The thread that holds The Examined Life together is that of change. “I want to change,” a patient once said to Grosz. “But not if it means changing.” It is a sentiment that apparently resonates with so many of his clients that, since published in the book, more than a few have since claimed the phrase as their own. But the book is also about the loss that’s always entailed in any change, no matter how positive a step forward one is taking. In the course of our discussion Grosz mentions twice that he became a father late in his life—he’s 60, and his children are 10 and 7. Both his parents having already passed away—his family isn’t “long-lived,” he says. Part of his reason for writing the book was to give his children his thoughts on how to manage loss. As the volume draws to its end, Grosz becomes more and more of a character in his own right, not merely as analyst collaborating in the psychoanalytic dialogue. There are chapters about his father, children, and his relationship with them.

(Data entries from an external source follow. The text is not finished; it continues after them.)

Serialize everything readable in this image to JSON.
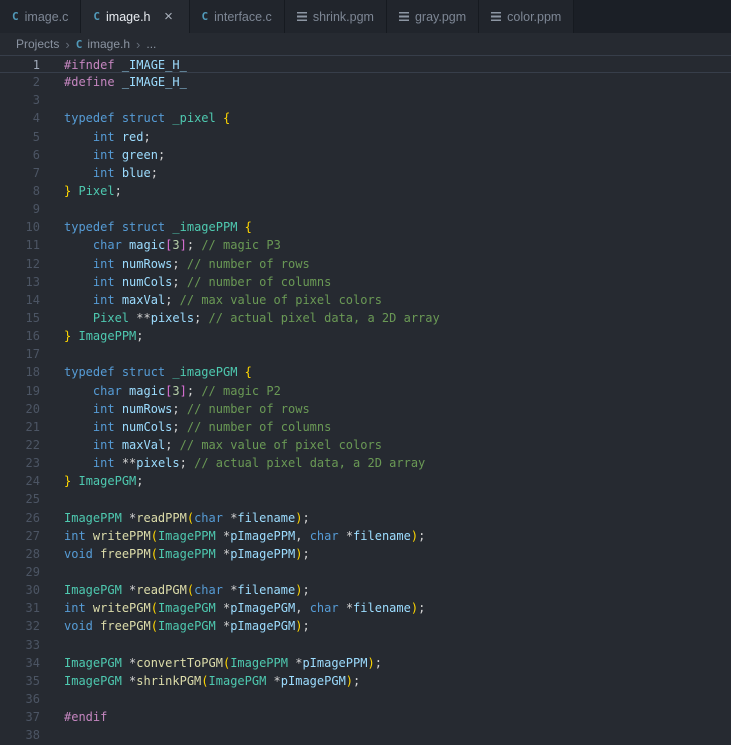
{
  "icons": {
    "c_glyph": "C",
    "close_glyph": "×",
    "chevron": "›"
  },
  "colors": {
    "editor_bg": "#262a31",
    "tabbar_bg": "#1b1f26",
    "inactive_tab_bg": "#21252c",
    "c_icon": "#519aba",
    "keyword": "#569cd6",
    "preprocessor": "#c586c0",
    "type": "#4ec9b0",
    "variable": "#9cdcfe",
    "function": "#dcdcaa",
    "comment": "#6a9955",
    "bracket": "#ffd700"
  },
  "tabs": [
    {
      "label": "image.c",
      "icon": "c",
      "active": false
    },
    {
      "label": "image.h",
      "icon": "c",
      "active": true
    },
    {
      "label": "interface.c",
      "icon": "c",
      "active": false
    },
    {
      "label": "shrink.pgm",
      "icon": "text",
      "active": false
    },
    {
      "label": "gray.pgm",
      "icon": "text",
      "active": false
    },
    {
      "label": "color.ppm",
      "icon": "text",
      "active": false
    }
  ],
  "breadcrumb": {
    "root": "Projects",
    "file": "image.h",
    "tail": "..."
  },
  "editor": {
    "current_line": 1,
    "lines": [
      {
        "n": 1,
        "t": [
          [
            "pre",
            "#ifndef"
          ],
          [
            "pl",
            " "
          ],
          [
            "va",
            "_IMAGE_H_"
          ]
        ]
      },
      {
        "n": 2,
        "t": [
          [
            "pre",
            "#define"
          ],
          [
            "pl",
            " "
          ],
          [
            "va",
            "_IMAGE_H_"
          ]
        ]
      },
      {
        "n": 3,
        "t": []
      },
      {
        "n": 4,
        "t": [
          [
            "kw",
            "typedef"
          ],
          [
            "pl",
            " "
          ],
          [
            "kw",
            "struct"
          ],
          [
            "pl",
            " "
          ],
          [
            "ty",
            "_pixel"
          ],
          [
            "pl",
            " "
          ],
          [
            "b1",
            "{"
          ]
        ]
      },
      {
        "n": 5,
        "t": [
          [
            "pl",
            "    "
          ],
          [
            "kw",
            "int"
          ],
          [
            "pl",
            " "
          ],
          [
            "va",
            "red"
          ],
          [
            "pl",
            ";"
          ]
        ]
      },
      {
        "n": 6,
        "t": [
          [
            "pl",
            "    "
          ],
          [
            "kw",
            "int"
          ],
          [
            "pl",
            " "
          ],
          [
            "va",
            "green"
          ],
          [
            "pl",
            ";"
          ]
        ]
      },
      {
        "n": 7,
        "t": [
          [
            "pl",
            "    "
          ],
          [
            "kw",
            "int"
          ],
          [
            "pl",
            " "
          ],
          [
            "va",
            "blue"
          ],
          [
            "pl",
            ";"
          ]
        ]
      },
      {
        "n": 8,
        "t": [
          [
            "b1",
            "}"
          ],
          [
            "pl",
            " "
          ],
          [
            "ty",
            "Pixel"
          ],
          [
            "pl",
            ";"
          ]
        ]
      },
      {
        "n": 9,
        "t": []
      },
      {
        "n": 10,
        "t": [
          [
            "kw",
            "typedef"
          ],
          [
            "pl",
            " "
          ],
          [
            "kw",
            "struct"
          ],
          [
            "pl",
            " "
          ],
          [
            "ty",
            "_imagePPM"
          ],
          [
            "pl",
            " "
          ],
          [
            "b1",
            "{"
          ]
        ]
      },
      {
        "n": 11,
        "t": [
          [
            "pl",
            "    "
          ],
          [
            "kw",
            "char"
          ],
          [
            "pl",
            " "
          ],
          [
            "va",
            "magic"
          ],
          [
            "b2",
            "["
          ],
          [
            "nu",
            "3"
          ],
          [
            "b2",
            "]"
          ],
          [
            "pl",
            "; "
          ],
          [
            "co",
            "// magic P3"
          ]
        ]
      },
      {
        "n": 12,
        "t": [
          [
            "pl",
            "    "
          ],
          [
            "kw",
            "int"
          ],
          [
            "pl",
            " "
          ],
          [
            "va",
            "numRows"
          ],
          [
            "pl",
            "; "
          ],
          [
            "co",
            "// number of rows"
          ]
        ]
      },
      {
        "n": 13,
        "t": [
          [
            "pl",
            "    "
          ],
          [
            "kw",
            "int"
          ],
          [
            "pl",
            " "
          ],
          [
            "va",
            "numCols"
          ],
          [
            "pl",
            "; "
          ],
          [
            "co",
            "// number of columns"
          ]
        ]
      },
      {
        "n": 14,
        "t": [
          [
            "pl",
            "    "
          ],
          [
            "kw",
            "int"
          ],
          [
            "pl",
            " "
          ],
          [
            "va",
            "maxVal"
          ],
          [
            "pl",
            "; "
          ],
          [
            "co",
            "// max value of pixel colors"
          ]
        ]
      },
      {
        "n": 15,
        "t": [
          [
            "pl",
            "    "
          ],
          [
            "ty",
            "Pixel"
          ],
          [
            "pl",
            " **"
          ],
          [
            "va",
            "pixels"
          ],
          [
            "pl",
            "; "
          ],
          [
            "co",
            "// actual pixel data, a 2D array"
          ]
        ]
      },
      {
        "n": 16,
        "t": [
          [
            "b1",
            "}"
          ],
          [
            "pl",
            " "
          ],
          [
            "ty",
            "ImagePPM"
          ],
          [
            "pl",
            ";"
          ]
        ]
      },
      {
        "n": 17,
        "t": []
      },
      {
        "n": 18,
        "t": [
          [
            "kw",
            "typedef"
          ],
          [
            "pl",
            " "
          ],
          [
            "kw",
            "struct"
          ],
          [
            "pl",
            " "
          ],
          [
            "ty",
            "_imagePGM"
          ],
          [
            "pl",
            " "
          ],
          [
            "b1",
            "{"
          ]
        ]
      },
      {
        "n": 19,
        "t": [
          [
            "pl",
            "    "
          ],
          [
            "kw",
            "char"
          ],
          [
            "pl",
            " "
          ],
          [
            "va",
            "magic"
          ],
          [
            "b2",
            "["
          ],
          [
            "nu",
            "3"
          ],
          [
            "b2",
            "]"
          ],
          [
            "pl",
            "; "
          ],
          [
            "co",
            "// magic P2"
          ]
        ]
      },
      {
        "n": 20,
        "t": [
          [
            "pl",
            "    "
          ],
          [
            "kw",
            "int"
          ],
          [
            "pl",
            " "
          ],
          [
            "va",
            "numRows"
          ],
          [
            "pl",
            "; "
          ],
          [
            "co",
            "// number of rows"
          ]
        ]
      },
      {
        "n": 21,
        "t": [
          [
            "pl",
            "    "
          ],
          [
            "kw",
            "int"
          ],
          [
            "pl",
            " "
          ],
          [
            "va",
            "numCols"
          ],
          [
            "pl",
            "; "
          ],
          [
            "co",
            "// number of columns"
          ]
        ]
      },
      {
        "n": 22,
        "t": [
          [
            "pl",
            "    "
          ],
          [
            "kw",
            "int"
          ],
          [
            "pl",
            " "
          ],
          [
            "va",
            "maxVal"
          ],
          [
            "pl",
            "; "
          ],
          [
            "co",
            "// max value of pixel colors"
          ]
        ]
      },
      {
        "n": 23,
        "t": [
          [
            "pl",
            "    "
          ],
          [
            "kw",
            "int"
          ],
          [
            "pl",
            " **"
          ],
          [
            "va",
            "pixels"
          ],
          [
            "pl",
            "; "
          ],
          [
            "co",
            "// actual pixel data, a 2D array"
          ]
        ]
      },
      {
        "n": 24,
        "t": [
          [
            "b1",
            "}"
          ],
          [
            "pl",
            " "
          ],
          [
            "ty",
            "ImagePGM"
          ],
          [
            "pl",
            ";"
          ]
        ]
      },
      {
        "n": 25,
        "t": []
      },
      {
        "n": 26,
        "t": [
          [
            "ty",
            "ImagePPM"
          ],
          [
            "pl",
            " *"
          ],
          [
            "fn",
            "readPPM"
          ],
          [
            "b1",
            "("
          ],
          [
            "kw",
            "char"
          ],
          [
            "pl",
            " *"
          ],
          [
            "va",
            "filename"
          ],
          [
            "b1",
            ")"
          ],
          [
            "pl",
            ";"
          ]
        ]
      },
      {
        "n": 27,
        "t": [
          [
            "kw",
            "int"
          ],
          [
            "pl",
            " "
          ],
          [
            "fn",
            "writePPM"
          ],
          [
            "b1",
            "("
          ],
          [
            "ty",
            "ImagePPM"
          ],
          [
            "pl",
            " *"
          ],
          [
            "va",
            "pImagePPM"
          ],
          [
            "pl",
            ", "
          ],
          [
            "kw",
            "char"
          ],
          [
            "pl",
            " *"
          ],
          [
            "va",
            "filename"
          ],
          [
            "b1",
            ")"
          ],
          [
            "pl",
            ";"
          ]
        ]
      },
      {
        "n": 28,
        "t": [
          [
            "kw",
            "void"
          ],
          [
            "pl",
            " "
          ],
          [
            "fn",
            "freePPM"
          ],
          [
            "b1",
            "("
          ],
          [
            "ty",
            "ImagePPM"
          ],
          [
            "pl",
            " *"
          ],
          [
            "va",
            "pImagePPM"
          ],
          [
            "b1",
            ")"
          ],
          [
            "pl",
            ";"
          ]
        ]
      },
      {
        "n": 29,
        "t": []
      },
      {
        "n": 30,
        "t": [
          [
            "ty",
            "ImagePGM"
          ],
          [
            "pl",
            " *"
          ],
          [
            "fn",
            "readPGM"
          ],
          [
            "b1",
            "("
          ],
          [
            "kw",
            "char"
          ],
          [
            "pl",
            " *"
          ],
          [
            "va",
            "filename"
          ],
          [
            "b1",
            ")"
          ],
          [
            "pl",
            ";"
          ]
        ]
      },
      {
        "n": 31,
        "t": [
          [
            "kw",
            "int"
          ],
          [
            "pl",
            " "
          ],
          [
            "fn",
            "writePGM"
          ],
          [
            "b1",
            "("
          ],
          [
            "ty",
            "ImagePGM"
          ],
          [
            "pl",
            " *"
          ],
          [
            "va",
            "pImagePGM"
          ],
          [
            "pl",
            ", "
          ],
          [
            "kw",
            "char"
          ],
          [
            "pl",
            " *"
          ],
          [
            "va",
            "filename"
          ],
          [
            "b1",
            ")"
          ],
          [
            "pl",
            ";"
          ]
        ]
      },
      {
        "n": 32,
        "t": [
          [
            "kw",
            "void"
          ],
          [
            "pl",
            " "
          ],
          [
            "fn",
            "freePGM"
          ],
          [
            "b1",
            "("
          ],
          [
            "ty",
            "ImagePGM"
          ],
          [
            "pl",
            " *"
          ],
          [
            "va",
            "pImagePGM"
          ],
          [
            "b1",
            ")"
          ],
          [
            "pl",
            ";"
          ]
        ]
      },
      {
        "n": 33,
        "t": []
      },
      {
        "n": 34,
        "t": [
          [
            "ty",
            "ImagePGM"
          ],
          [
            "pl",
            " *"
          ],
          [
            "fn",
            "convertToPGM"
          ],
          [
            "b1",
            "("
          ],
          [
            "ty",
            "ImagePPM"
          ],
          [
            "pl",
            " *"
          ],
          [
            "va",
            "pImagePPM"
          ],
          [
            "b1",
            ")"
          ],
          [
            "pl",
            ";"
          ]
        ]
      },
      {
        "n": 35,
        "t": [
          [
            "ty",
            "ImagePGM"
          ],
          [
            "pl",
            " *"
          ],
          [
            "fn",
            "shrinkPGM"
          ],
          [
            "b1",
            "("
          ],
          [
            "ty",
            "ImagePGM"
          ],
          [
            "pl",
            " *"
          ],
          [
            "va",
            "pImagePGM"
          ],
          [
            "b1",
            ")"
          ],
          [
            "pl",
            ";"
          ]
        ]
      },
      {
        "n": 36,
        "t": []
      },
      {
        "n": 37,
        "t": [
          [
            "pre",
            "#endif"
          ]
        ]
      },
      {
        "n": 38,
        "t": []
      }
    ]
  }
}
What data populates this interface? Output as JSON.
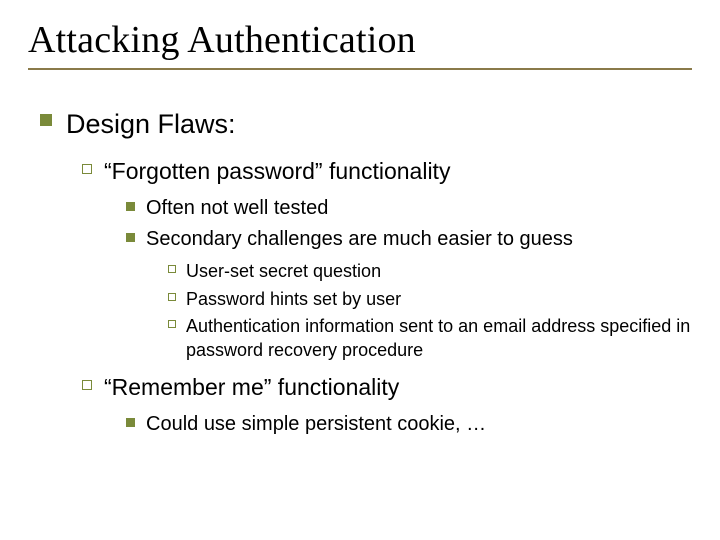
{
  "title": "Attacking Authentication",
  "l1": {
    "text": "Design Flaws:"
  },
  "l2a": {
    "text": "“Forgotten password” functionality"
  },
  "l3a": {
    "text": "Often not well tested"
  },
  "l3b": {
    "text": "Secondary challenges are much easier to guess"
  },
  "l4a": {
    "text": "User-set secret question"
  },
  "l4b": {
    "text": "Password hints set by user"
  },
  "l4c": {
    "text": "Authentication information sent to an email address specified in password recovery procedure"
  },
  "l2b": {
    "text": "“Remember me” functionality"
  },
  "l3c": {
    "text": "Could use simple persistent cookie, …"
  }
}
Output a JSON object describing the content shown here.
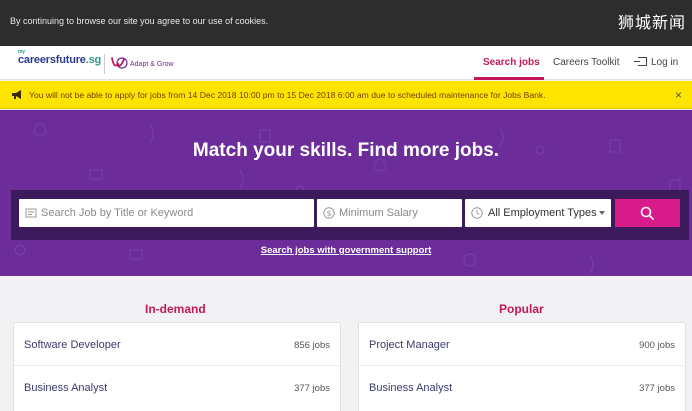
{
  "cookie_bar": {
    "text": "By continuing to browse our site you agree to our use of cookies.",
    "watermark": "狮城新闻"
  },
  "header": {
    "logo_main": "careersfuture",
    "logo_suffix": ".sg",
    "logo_prefix": "my",
    "adapt_grow": "Adapt & Grow",
    "nav": {
      "search_jobs": "Search jobs",
      "careers_toolkit": "Careers Toolkit",
      "log_in": "Log in"
    }
  },
  "maintenance": {
    "text": "You will not be able to apply for jobs from 14 Dec 2018 10:00 pm to 15 Dec 2018 6:00 am due to scheduled maintenance for Jobs Bank.",
    "close": "×"
  },
  "hero": {
    "title": "Match your skills. Find more jobs.",
    "search": {
      "job_placeholder": "Search Job by Title or Keyword",
      "salary_placeholder": "Minimum Salary",
      "employment_type": "All Employment Types"
    },
    "gov_link": "Search jobs with government support"
  },
  "in_demand": {
    "title": "In-demand",
    "items": [
      {
        "name": "Software Developer",
        "count": "856 jobs"
      },
      {
        "name": "Business Analyst",
        "count": "377 jobs"
      }
    ]
  },
  "popular": {
    "title": "Popular",
    "items": [
      {
        "name": "Project Manager",
        "count": "900 jobs"
      },
      {
        "name": "Business Analyst",
        "count": "377 jobs"
      }
    ]
  },
  "colors": {
    "hero_purple": "#6c2d9b",
    "accent_magenta": "#d81b8a",
    "maintenance_yellow": "#ffe400",
    "nav_active": "#c2185b"
  },
  "icons": [
    "megaphone-icon",
    "close-icon",
    "job-card-icon",
    "dollar-icon",
    "clock-icon",
    "chevron-down-icon",
    "search-icon",
    "login-icon"
  ]
}
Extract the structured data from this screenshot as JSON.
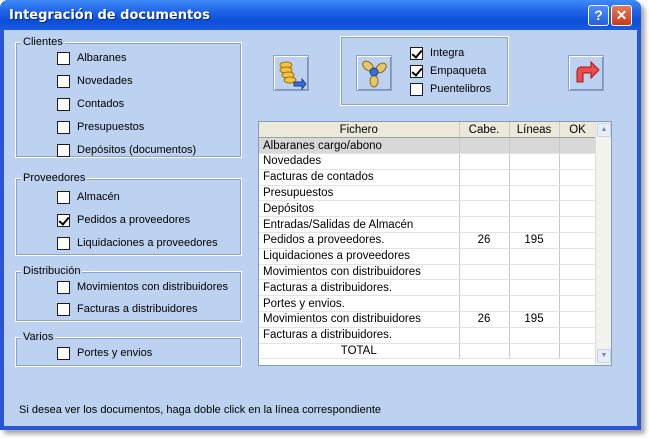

This seems to challenge the traditional model of the line drawn between analyst and patient, but Grosz argues that the idea of the analyst as a blank slate is a “fantasy.” “The world has moved on,” he says. “My patients can Google me—they know where I’m teaching, where I’m publishing.”
“One of the hardest things about the book was judging how much to bring myself in at certain moments,” he tells me. “But I felt that I owed it to the reader to explain something of how and why I became an analyst.” The Examined Life is an immensely personal work, and something much more than just a legacy of advice. The book also appears to be Grosz’s way of managing his own mortality and the potential loss his children will one day endure. “I am speaking to them,” he says.
However, he’s not dwelling too much on the distant future, and is already working on a second book, this time about relationships. One of his friends joked with him that for a book about psychoanalysis, The Examined Life is oddly bereft of sex. But this new work will again be driven by the desire to pass on his experience. “I wish somebody had told me these things about relationships when I was younger,” he laughs. “Why did nobody tell me what I now know?”